While the Princeton High girls’ track team brings plenty of talent to the table, it is a dogged spirit that has been the main ingredient in a championship run.
“Some people say a good team has to have a swagger but we are not flashy,” said PHS head coach Jim Smirk.
“We talk a lot about ‘sisu,’ a Finnish work for stubborn determination. The girls have a self-confidence, a self-confidence that is earned.”
Last weekend, the Little Tigers displayed their self-confidence and will as they methodically out-dueled the competition on the way to the Central Jersey Group 3 sectional title.
PHS piled up a winning total of 88 points with Neptune second at 82 and Jackson Liberty third at 67.5.
The win marked the program’s first-ever Group 3 title and was its first sectional crown since PHS took the Central Jersey Group 2 title in 1989. It was a second breakthrough in two weeks for the Little Tigers as they had edged WW/P-S earlier this month to win the county championship.
Setting the pace for the Little Tigers in the sectional meet were its two senior superstars, Bryell Wheeler and Elyssa Gensib. Wheeler took first in the 100 (12.61) and the triple jump (a meet record of 38’6.50) with a third in the long jump (16’8-75) while Penn-bound Gensib was first in the 3,200 (10:53.90), second in the 1,600 (5:03.97), and fourth in the 800 (2:20.33).
Fellow seniors Maddie Lea and Jenna Cody also made big contributions with Lea taking second in both the triple jump (36‘2.50) and long jump (16’ 9) and Cody placing second in the 3,200 (11:05.40) and fourth in the 1,600 (5:09.68).
Wheeler displayed grit as well as talent in coming up big, fighting through a nagging hamstring to earn her titles.
“Bryell has gained a lot of confidence in her jumps,” said Smirk. “She has more confidence in her jumps than sprints which is amazing with her sprinting background. She ran the 200 in the prelims and said her hamstring didn’t feel right. We thought she had a better shot in the long jump so she dropped out of the 200. She barely made it to the final in the long jump and then ends up jumping third. I have to give a lot of credit to her performance on day two to coach [Ben] Samara. He got her focused and really helped her deal with the hamstring.”
Lea has displayed a special focus in crunch time. “Last year, Maddie developed into a star athlete.,” said Smirk.
“As the season goes on, she gets better little by little but doesn’t put anything great out there. But in sectionals and states, she is great.

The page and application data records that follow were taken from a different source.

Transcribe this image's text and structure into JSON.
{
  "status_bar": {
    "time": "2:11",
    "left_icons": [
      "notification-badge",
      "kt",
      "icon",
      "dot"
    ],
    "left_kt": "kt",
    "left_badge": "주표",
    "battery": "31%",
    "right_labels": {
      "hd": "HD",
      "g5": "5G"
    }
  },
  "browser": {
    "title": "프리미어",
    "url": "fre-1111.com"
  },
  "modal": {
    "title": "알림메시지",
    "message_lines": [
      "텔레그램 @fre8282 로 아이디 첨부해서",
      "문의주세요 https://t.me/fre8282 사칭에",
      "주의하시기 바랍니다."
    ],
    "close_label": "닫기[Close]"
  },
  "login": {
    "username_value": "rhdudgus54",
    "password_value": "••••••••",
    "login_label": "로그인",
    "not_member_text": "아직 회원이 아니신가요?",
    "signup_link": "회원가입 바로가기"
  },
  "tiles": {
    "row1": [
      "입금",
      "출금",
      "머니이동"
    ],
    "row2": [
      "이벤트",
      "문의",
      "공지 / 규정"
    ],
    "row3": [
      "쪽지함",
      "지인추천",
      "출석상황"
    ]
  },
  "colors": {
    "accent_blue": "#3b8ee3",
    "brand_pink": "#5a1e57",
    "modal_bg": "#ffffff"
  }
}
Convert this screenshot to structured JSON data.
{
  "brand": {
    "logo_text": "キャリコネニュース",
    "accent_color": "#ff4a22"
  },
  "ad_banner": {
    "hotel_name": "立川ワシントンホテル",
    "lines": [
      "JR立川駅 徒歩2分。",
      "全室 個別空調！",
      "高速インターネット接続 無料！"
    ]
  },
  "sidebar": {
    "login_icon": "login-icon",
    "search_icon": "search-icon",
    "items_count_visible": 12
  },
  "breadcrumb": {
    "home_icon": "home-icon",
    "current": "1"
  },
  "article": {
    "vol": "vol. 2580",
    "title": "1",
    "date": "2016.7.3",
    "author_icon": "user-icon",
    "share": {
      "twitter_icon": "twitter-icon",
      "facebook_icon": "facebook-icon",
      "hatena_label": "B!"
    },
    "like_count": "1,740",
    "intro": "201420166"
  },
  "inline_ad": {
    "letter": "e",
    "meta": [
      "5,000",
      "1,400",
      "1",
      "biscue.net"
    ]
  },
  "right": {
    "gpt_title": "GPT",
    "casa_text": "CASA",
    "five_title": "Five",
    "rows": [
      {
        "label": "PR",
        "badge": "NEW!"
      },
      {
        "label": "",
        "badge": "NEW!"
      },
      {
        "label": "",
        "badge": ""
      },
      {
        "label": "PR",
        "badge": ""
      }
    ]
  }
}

You put her in the moment and she gives you every inch and every ounce of effort.”
Distance star Gensib likewise demonstrated her flair for rising to the occasion in the big moment.
“Elyssa was incredible; when you tell most athletes that they are going against a national record holder in the 800 and the mile like Ajee Wilson of Neptune, they say ‘oh god’ but Elyssa said hey I am finally going against someone who will help me see what I can really do,” said Smirk.
“She made a mistake in the mile and was too aggressive in the 800. She was really great in the two-mile. What more can you ask of an athlete; she is great at preparing and is great at making race-time adjustments.”
Senior standout Amelia Whaley made a key adjustment as she rose to fifth place in the 3,200 (11:53.01) despite being placed in the slower second heat.
“I sat down with Amelia and talked about it,” said Smirk. “She was a real veteran; she said there was nothing we could do about it. I told her she has run a dozen workouts on the track by herself so she knows what is it like to run fast alone. We could see the group falling behind her so we knew she was running the right pace.”
Bouncing back from illness that kept her out of the county meet, Cody was up to speed as well.
“We were really happy to have Jenna this weekend,” said Smirk. “In the mile, she was nipped by HoVal girl [Sarah Chandler]. She made a little mistake; she was too passive in the middle of the race. We had a real aggressive race plan for the two-mile. We wanted her to do the first mile in 5:20. Gensib kept pressing and passed her at the right time while Cody kept battling and holding on.”
In producing the championship run, PHS has shown an ability to execute its plan.
“A lot of people say the county title is a fluke but we are showing that we are a consistently good team,” said Smirk. “We are the team making the least amount of mistakes.”
As the Little Tigers head into the state Group 3 championship meet this weekend at South Plainfield, Smirk will be looking for his athletes to dig even deeper.
“It is going to be incredible; Winslow is stacked and they look to be at a different level,” said Smirk.
“What I would like to see is for us to risk a little more. They have performed at their best but maybe not at their absolute best. It is less about points and more about doing their best.”
But no matter what the scoreboard says after Saturday, Smirk has drawn inspiration from how his athletes have performed all spring.
“I am so impressed by what they have gone through and how they approach everything, on and off the track, with a fervor for being great,” asserted Smirk. “It is fun to coach athletes like that.”